    Read some follow up articles that stated that Endless might not constitute as a true "album" via how its defined in the contract and if so Frank is open to legal action. Very similar to how album was so loosely defined in the ADTR contract that it couldn't be enforceable.

    My biggest question out of all of this is whether or not Blonde was recorded secretly under UMG's nose or did they just assume it would be released via them? With all the buzz surrounding Alex G being on this record, most if not all indie publications would have had some kind of write up assuming this information was out to the public. Makes me think it was the former.
  7. John Zafran

    As If Everything Was Held In Place

    this is dope

    so maybe next time we dont gotta wait mad years?
  8. whitenblue88

    The rivalry is back on

    Glad he's getting paid for his work and all, but the way FO's camp handled this seems super shady
  9. EmmanuelSCastle


    Shady how? It isn't like he didn't provide anything to them at all, and this big corporate entity will do fine without the money from this one release. Is it a big release from a high profile artist? Yeah, but they will survive. Maybe I'm misunderstanding you, though.
  10. Anthony_

    A (Cancelled) Dork Prestigious

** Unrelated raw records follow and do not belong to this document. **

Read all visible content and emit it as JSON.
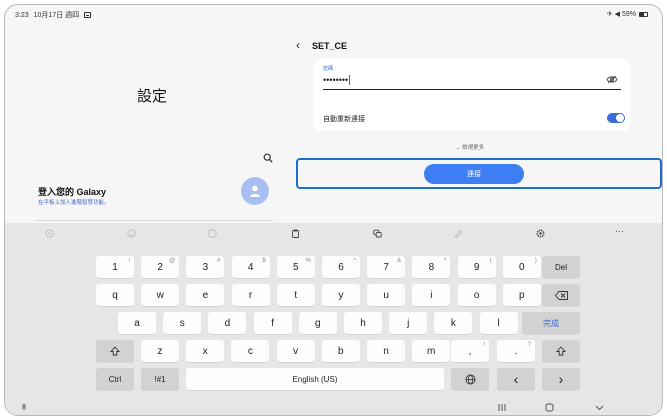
{
  "status_bar": {
    "time": "3:23",
    "date": "10月17日 週四",
    "indicators": "✈ ◀ 59%"
  },
  "left_pane": {
    "title": "設定",
    "account_title": "登入您的 Galaxy",
    "account_subtitle": "在平板上加入進階智慧功能。"
  },
  "right_pane": {
    "network_name": "SET_CE",
    "password_label": "密碼",
    "password_value": "••••••••",
    "auto_reconnect_label": "自動重新連接",
    "auto_reconnect_on": true,
    "view_more": "檢視更多",
    "connect_label": "連接"
  },
  "keyboard": {
    "row1": [
      {
        "label": "1",
        "hint": "!"
      },
      {
        "label": "2",
        "hint": "@"
      },
      {
        "label": "3",
        "hint": "#"
      },
      {
        "label": "4",
        "hint": "$"
      },
      {
        "label": "5",
        "hint": "%"
      },
      {
        "label": "6",
        "hint": "^"
      },
      {
        "label": "7",
        "hint": "&"
      },
      {
        "label": "8",
        "hint": "*"
      },
      {
        "label": "9",
        "hint": "("
      },
      {
        "label": "0",
        "hint": ")"
      }
    ],
    "row2": [
      "q",
      "w",
      "e",
      "r",
      "t",
      "y",
      "u",
      "i",
      "o",
      "p"
    ],
    "row3": [
      "a",
      "s",
      "d",
      "f",
      "g",
      "h",
      "j",
      "k",
      "l"
    ],
    "row4": [
      "z",
      "x",
      "c",
      "v",
      "b",
      "n",
      "m"
    ],
    "del_label": "Del",
    "done_label": "完成",
    "ctrl_label": "Ctrl",
    "symbols_label": "!#1",
    "space_label": "English (US)",
    "comma_key": ",",
    "comma_hint": "!",
    "period_key": ".",
    "period_hint": "?",
    "left_arrow": "‹",
    "right_arrow": "›"
  },
  "colors": {
    "accent": "#3d7ef2",
    "highlight_border": "#1b6fcf",
    "keyboard_bg": "#e6e6e6"
  }
}
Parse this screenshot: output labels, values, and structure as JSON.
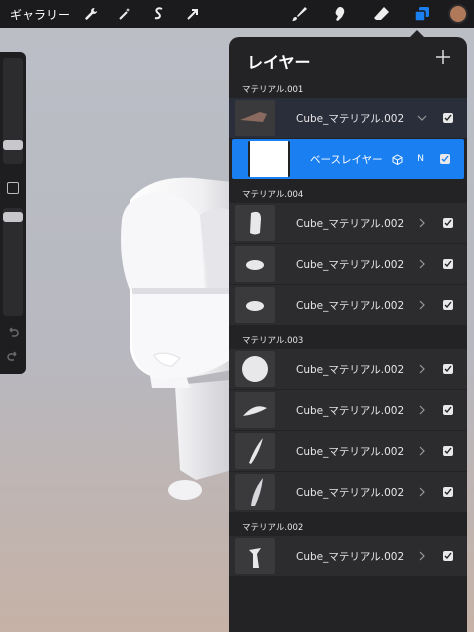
{
  "toolbar": {
    "gallery_label": "ギャラリー",
    "left_tools": [
      "wrench-icon",
      "magic-wand-icon",
      "selection-icon",
      "transform-arrow-icon"
    ],
    "right_tools": [
      "brush-icon",
      "smudge-icon",
      "eraser-icon",
      "layers-icon"
    ],
    "active_tool": "layers-icon",
    "color": "#b07a5a"
  },
  "panel": {
    "title": "レイヤー",
    "add_label": "+",
    "groups": [
      {
        "label": "マテリアル.001",
        "rows": [
          {
            "label": "Cube_マテリアル.002",
            "state": "expanded"
          },
          {
            "label": "ベースレイヤー",
            "state": "selected",
            "blend": "N"
          }
        ]
      },
      {
        "label": "マテリアル.004",
        "rows": [
          {
            "label": "Cube_マテリアル.002"
          },
          {
            "label": "Cube_マテリアル.002"
          },
          {
            "label": "Cube_マテリアル.002"
          }
        ]
      },
      {
        "label": "マテリアル.003",
        "rows": [
          {
            "label": "Cube_マテリアル.002"
          },
          {
            "label": "Cube_マテリアル.002"
          },
          {
            "label": "Cube_マテリアル.002"
          },
          {
            "label": "Cube_マテリアル.002"
          }
        ]
      },
      {
        "label": "マテリアル.002",
        "rows": [
          {
            "label": "Cube_マテリアル.002"
          }
        ]
      }
    ]
  },
  "colors": {
    "accent": "#1a7ff0",
    "panel_bg": "#232325",
    "row_bg": "#2c2c2e"
  }
}
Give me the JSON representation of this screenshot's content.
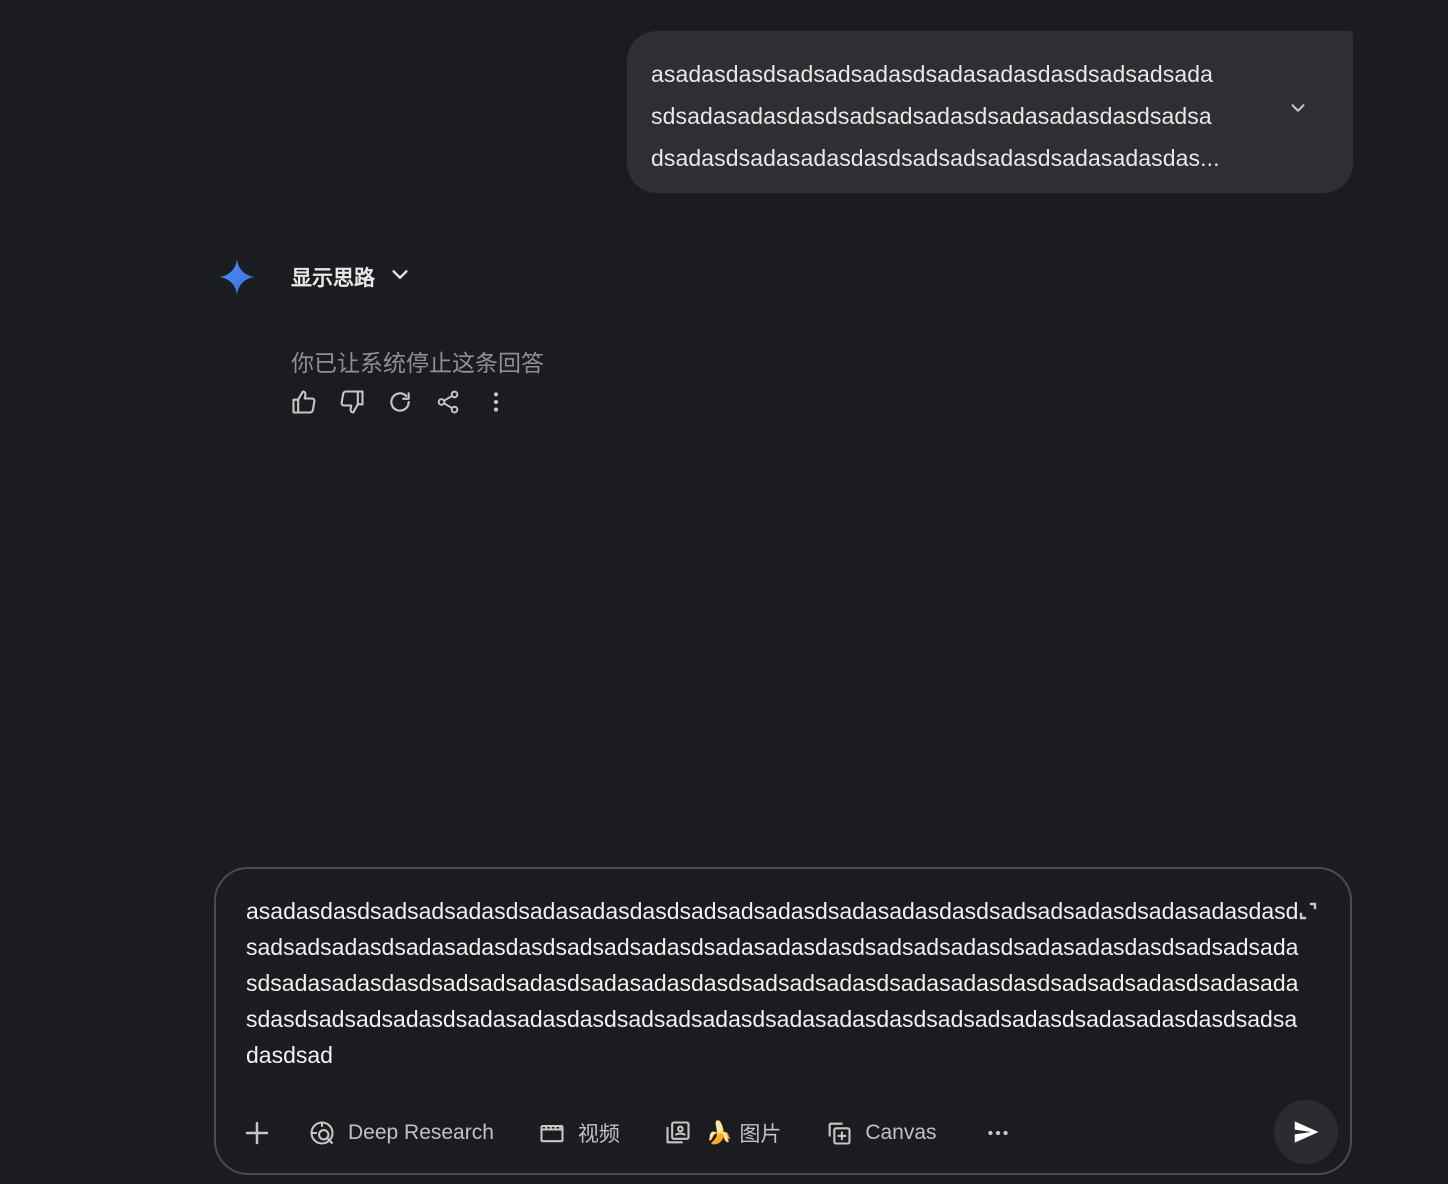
{
  "user_message": {
    "lines": [
      "asadasdasdsadsadsadasdsadasadasdasdsadsadsada",
      "sdsadasadasdasdsadsadsadasdsadasadasdasdsadsa",
      "dsadasdsadasadasdasdsadsadsadasdsadasadasdas..."
    ],
    "expand_icon": "chevron-down-icon"
  },
  "response": {
    "logo_icon": "gemini-sparkle-icon",
    "show_thinking_label": "显示思路",
    "stopped_text": "你已让系统停止这条回答",
    "actions": [
      "thumbs-up-icon",
      "thumbs-down-icon",
      "redo-icon",
      "share-icon",
      "more-vert-icon"
    ]
  },
  "composer": {
    "value": "asadasdasdsadsadsadasdsadasadasdasdsadsadsadasdsadasadasdasdsadsadsadasdsadasadasdasdsadsadsadasdsadasadasdasdsadsadsadasdsadasadasdasdsadsadsadasdsadasadasdasdsadsadsadasdsadasadasdasdsadsadsadasdsadasadasdasdsadsadsadasdsadasadasdasdsadsadsadasdsadasadasdasdsadsadsadasdsadasadasdasdsadsadsadasdsadasadasdasdsadsadsadasdsadasadasdasdsadsadasdsad",
    "tools": {
      "add_icon": "plus-icon",
      "deep_research": "Deep Research",
      "video": "视频",
      "image_emoji": "🍌",
      "image": "图片",
      "canvas": "Canvas",
      "more": "···"
    },
    "send_icon": "send-icon"
  },
  "colors": {
    "background": "#1b1c1f",
    "bubble": "#2e2f33",
    "accent_blue": "#4c8df6",
    "muted_text": "#8e9094"
  }
}
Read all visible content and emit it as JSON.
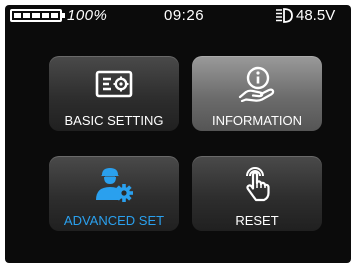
{
  "status_bar": {
    "battery_percent": "100%",
    "battery_level": 1.0,
    "time": "09:26",
    "light_icon": "headlight-icon",
    "voltage": "48.5V"
  },
  "menu": {
    "tiles": [
      {
        "label": "BASIC SETTING",
        "icon": "settings-card-icon",
        "selected": false
      },
      {
        "label": "INFORMATION",
        "icon": "info-hand-icon",
        "selected": true
      },
      {
        "label": "ADVANCED SET",
        "icon": "user-gear-icon",
        "selected": false
      },
      {
        "label": "RESET",
        "icon": "touch-hand-icon",
        "selected": false
      }
    ]
  },
  "colors": {
    "background": "#0b0b0b",
    "text": "#ffffff",
    "accent": "#2aa0ee"
  }
}
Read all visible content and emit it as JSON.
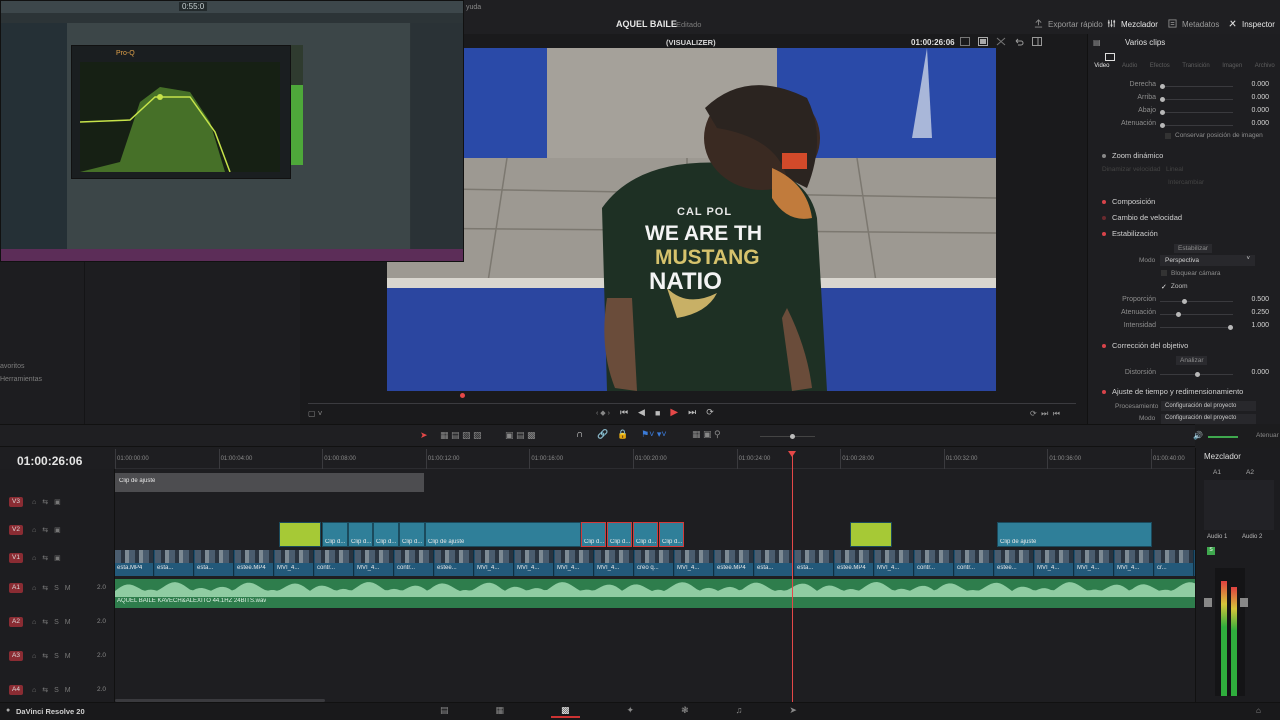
{
  "topbar": {
    "menu_fragment": "yuda",
    "project_title": "AQUEL BAILE",
    "project_status": "Editado",
    "buttons": [
      {
        "label": "Exportar rápido",
        "icon": "export-icon"
      },
      {
        "label": "Mezclador",
        "icon": "mixer-icon"
      },
      {
        "label": "Metadatos",
        "icon": "metadata-icon"
      },
      {
        "label": "Inspector",
        "icon": "inspector-icon"
      }
    ]
  },
  "viewer": {
    "title": "(VISUALIZER)",
    "timecode": "01:00:26:06",
    "playhead_progress": 0.2
  },
  "video_text": {
    "line1": "CAL POL",
    "line2": "WE ARE TH",
    "line3": "MUSTANG",
    "line4": "NATIO"
  },
  "inspector": {
    "title": "Varios clips",
    "tabs": [
      "Video",
      "Audio",
      "Efectos",
      "Transición",
      "Imagen",
      "Archivo"
    ],
    "crop_rows": [
      {
        "label": "Derecha",
        "value": "0.000"
      },
      {
        "label": "Arriba",
        "value": "0.000"
      },
      {
        "label": "Abajo",
        "value": "0.000"
      },
      {
        "label": "Atenuación",
        "value": "0.000"
      }
    ],
    "keep_position": "Conservar posición de imagen",
    "dynamic_zoom": "Zoom dinámico",
    "zoom_fields": [
      "Dinamizar velocidad",
      "Lineal",
      "Intercambiar"
    ],
    "composition": "Composición",
    "speed_change": "Cambio de velocidad",
    "stabilization": "Estabilización",
    "stabilize_btn": "Estabilizar",
    "mode_label": "Modo",
    "mode_value": "Perspectiva",
    "lock_camera": "Bloquear cámara",
    "zoom_check": "Zoom",
    "stab_rows": [
      {
        "label": "Proporción",
        "value": "0.500"
      },
      {
        "label": "Atenuación",
        "value": "0.250"
      },
      {
        "label": "Intensidad",
        "value": "1.000"
      }
    ],
    "lens_correction": "Corrección del objetivo",
    "analyze_btn": "Analizar",
    "distortion_label": "Distorsión",
    "distortion_value": "0.000",
    "retime": "Ajuste de tiempo y redimensionamiento",
    "processing_label": "Procesamiento",
    "processing_value": "Configuración del proyecto",
    "mode2_label": "Modo",
    "mode2_value": "Configuración del proyecto"
  },
  "left_panel": {
    "favorites": "avoritos",
    "tools": "Herramientas"
  },
  "timeline": {
    "timecode": "01:00:26:06",
    "ruler": [
      "01:00:00:00",
      "01:00:04:00",
      "01:00:08:00",
      "01:00:12:00",
      "01:00:16:00",
      "01:00:20:00",
      "01:00:24:00",
      "01:00:28:00",
      "01:00:32:00",
      "01:00:36:00",
      "01:00:40:00"
    ],
    "tracks": [
      {
        "id": "V3",
        "kind": "video"
      },
      {
        "id": "V2",
        "kind": "video"
      },
      {
        "id": "V1",
        "kind": "video"
      },
      {
        "id": "A1",
        "kind": "audio",
        "level": "2.0"
      },
      {
        "id": "A2",
        "kind": "audio",
        "level": "2.0"
      },
      {
        "id": "A3",
        "kind": "audio",
        "level": "2.0"
      },
      {
        "id": "A4",
        "kind": "audio",
        "level": "2.0"
      }
    ],
    "adjustment_clip": "Clip de ajuste",
    "v2_clips": [
      "Clip d...",
      "Clip d...",
      "Clip d...",
      "Clip d...",
      "Clip de ajuste",
      "Clip d...",
      "Clip d...",
      "Clip d...",
      "Clip d...",
      "Clip de ajuste"
    ],
    "v1_clips": [
      "esta.MP4",
      "esta...",
      "esta...",
      "estee.MP4",
      "MVI_4...",
      "contr...",
      "MVI_4...",
      "contr...",
      "estee...",
      "MVI_4...",
      "MVI_4...",
      "MVI_4...",
      "MVI_4...",
      "creo q...",
      "MVI_4...",
      "estee.MP4",
      "esta...",
      "esta...",
      "estee.MP4",
      "MVI_4...",
      "contr...",
      "contr...",
      "estee...",
      "MVI_4...",
      "MVI_4...",
      "MVI_4...",
      "cr..."
    ],
    "audio_clip": "AQUEL BAILE KAVECH&ALEXITO 44.1HZ 24BITS.wav",
    "volume_label": "Atenuar"
  },
  "mixer": {
    "title": "Mezclador",
    "channels": [
      "A1",
      "A2"
    ],
    "bus_labels": [
      "Audio 1",
      "Audio 2"
    ],
    "meter_levels": [
      0.9,
      0.85
    ]
  },
  "statusbar": {
    "app_name": "DaVinci Resolve 20"
  },
  "fl_studio": {
    "plugin_name": "Pro-Q",
    "time": "0:55:0"
  }
}
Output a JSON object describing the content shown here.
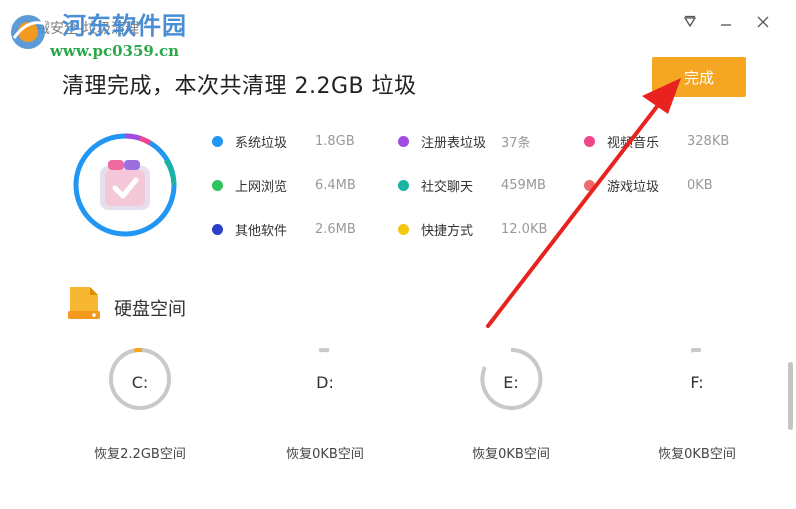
{
  "watermark": {
    "site": "河东软件园",
    "url": "www.pc0359.cn"
  },
  "window": {
    "title": "火绒安全-垃圾清理",
    "menu_icon": "dropdown-triangle-icon",
    "min_icon": "minimize-icon",
    "close_icon": "close-icon"
  },
  "header": {
    "headline": "清理完成，本次共清理 2.2GB 垃圾",
    "done_label": "完成"
  },
  "categories": [
    {
      "name": "系统垃圾",
      "size": "1.8GB",
      "color": "#2196f3"
    },
    {
      "name": "注册表垃圾",
      "size": "37条",
      "color": "#a24be0"
    },
    {
      "name": "视频音乐",
      "size": "328KB",
      "color": "#f0468c"
    },
    {
      "name": "上网浏览",
      "size": "6.4MB",
      "color": "#2fc45c"
    },
    {
      "name": "社交聊天",
      "size": "459MB",
      "color": "#19b3a3"
    },
    {
      "name": "游戏垃圾",
      "size": "0KB",
      "color": "#f06b6b"
    },
    {
      "name": "其他软件",
      "size": "2.6MB",
      "color": "#2d3fc4"
    },
    {
      "name": "快捷方式",
      "size": "12.0KB",
      "color": "#f2c811"
    }
  ],
  "disk_section": {
    "title": "硬盘空间"
  },
  "drives": [
    {
      "letter": "C:",
      "recovered": "恢复2.2GB空间"
    },
    {
      "letter": "D:",
      "recovered": "恢复0KB空间"
    },
    {
      "letter": "E:",
      "recovered": "恢复0KB空间"
    },
    {
      "letter": "F:",
      "recovered": "恢复0KB空间"
    }
  ],
  "colors": {
    "accent": "#f5a623",
    "ring": "#2196f3",
    "arrow": "#e8231f"
  }
}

    Genius. Someone get A Day To Remember in touch with Frank, they clearly need some help concerning how to properly screw over your record label.
    Carmensaopaulo likes this.
  11. whitenblue88

    The rivalry is back on

    Shady mainly because it looks like on the surface that FO's camp made decisions to exploit the label rather than to just get out as quickly as possible. I don't think it's illegal by any means, and I don't really feel bad for UMG because, like you said, they're a huge company and they'll be fine without what's probably a drop in the bucket for them revenue-wise (and I bet they weren't easy to work with or anything). But, after reading the article, my reaction is less "oh that's awesome!" and more "wow the music industry sucks".
  12. EmmanuelSCastle


    that's fair enough, on a surface level exploitation is not a commendable practice, but i also have zero problem with the exploitation of a major label / other corporation that is too big to fail. "the music industry sucks" is pretty much how i'd sum it up too
    Carmensaopaulo likes this.